The Austrian is pleased with the solidarity Europe has shown against Russia after multiple sanctions were issued against Putin, before a standing ovation was given to Ukrainian president Volodymyr Zelenskyy in the European parliament, and a walkout was staged during Russian minister of foreign affairs Sergei Lavrov’s address.

“The positive side for me now is the cohesion within Europe,” said Marko. “The fact that they are showing ‘you cannot do this’,” added the 78-year-old.

“I can only fully understand all the sanctions and support them personally.”

However, he opines that more could have been done to prevent the sickening events in Eastern Europe, saying of European countries that “we criminally neglected spending on the military.”

“We all believed, in our war-free state, that we can rely on laws and regulations.”

He praised the decision to remove Russia from the calendar as it is “the only right thing to do,” and he maintains that boycotting the race is a tremendous show of solidarity from the sport.

“Sport is a way to present and distinguish yourself.
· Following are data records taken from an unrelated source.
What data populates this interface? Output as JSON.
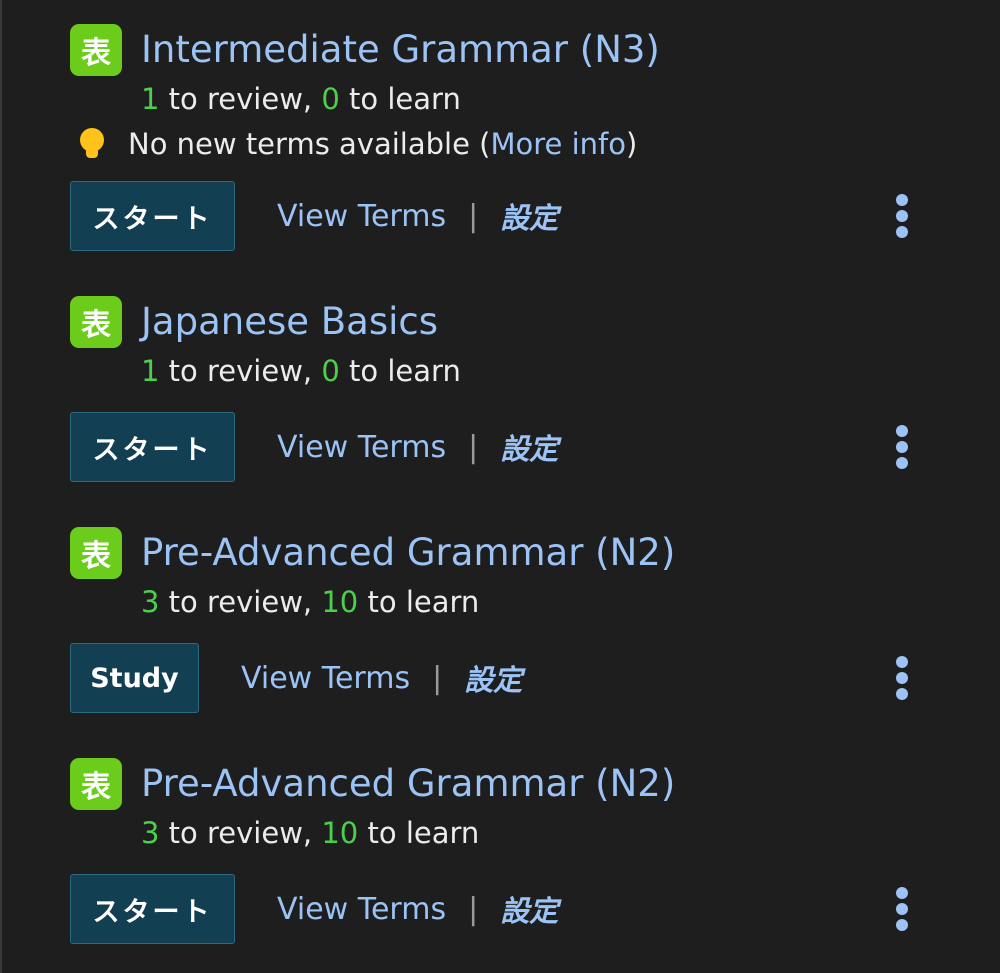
{
  "decks": [
    {
      "title": "Intermediate Grammar (N3)",
      "icon_glyph": "表",
      "review_count": "1",
      "review_text": " to review, ",
      "learn_count": "0",
      "learn_text": " to learn",
      "notice": {
        "prefix": "No new terms available (",
        "link": "More info",
        "suffix": ")"
      },
      "start_label": "スタート",
      "view_terms_label": "View Terms",
      "separator": "|",
      "settings_label": "設定"
    },
    {
      "title": "Japanese Basics",
      "icon_glyph": "表",
      "review_count": "1",
      "review_text": " to review, ",
      "learn_count": "0",
      "learn_text": " to learn",
      "start_label": "スタート",
      "view_terms_label": "View Terms",
      "separator": "|",
      "settings_label": "設定"
    },
    {
      "title": "Pre-Advanced Grammar (N2)",
      "icon_glyph": "表",
      "review_count": "3",
      "review_text": " to review, ",
      "learn_count": "10",
      "learn_text": " to learn",
      "start_label": "Study",
      "view_terms_label": "View Terms",
      "separator": "|",
      "settings_label": "設定"
    },
    {
      "title": "Pre-Advanced Grammar (N2)",
      "icon_glyph": "表",
      "review_count": "3",
      "review_text": " to review, ",
      "learn_count": "10",
      "learn_text": " to learn",
      "start_label": "スタート",
      "view_terms_label": "View Terms",
      "separator": "|",
      "settings_label": "設定"
    }
  ],
  "colors": {
    "background": "#1e1e1e",
    "link": "#9cc3f5",
    "count": "#4ad04a",
    "icon": "#6ccc1c",
    "button": "#133f52"
  },
  "icons": {
    "deck": "deck-icon",
    "notice": "lightbulb-icon",
    "menu": "more-vertical-icon"
  }
}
It would only be counterproductive if we gave Russia the chance to position itself positively again to a worldwide audience with a grand prix,” he explained.

Russia’s invasion of Ukraine has now entered its seventh day.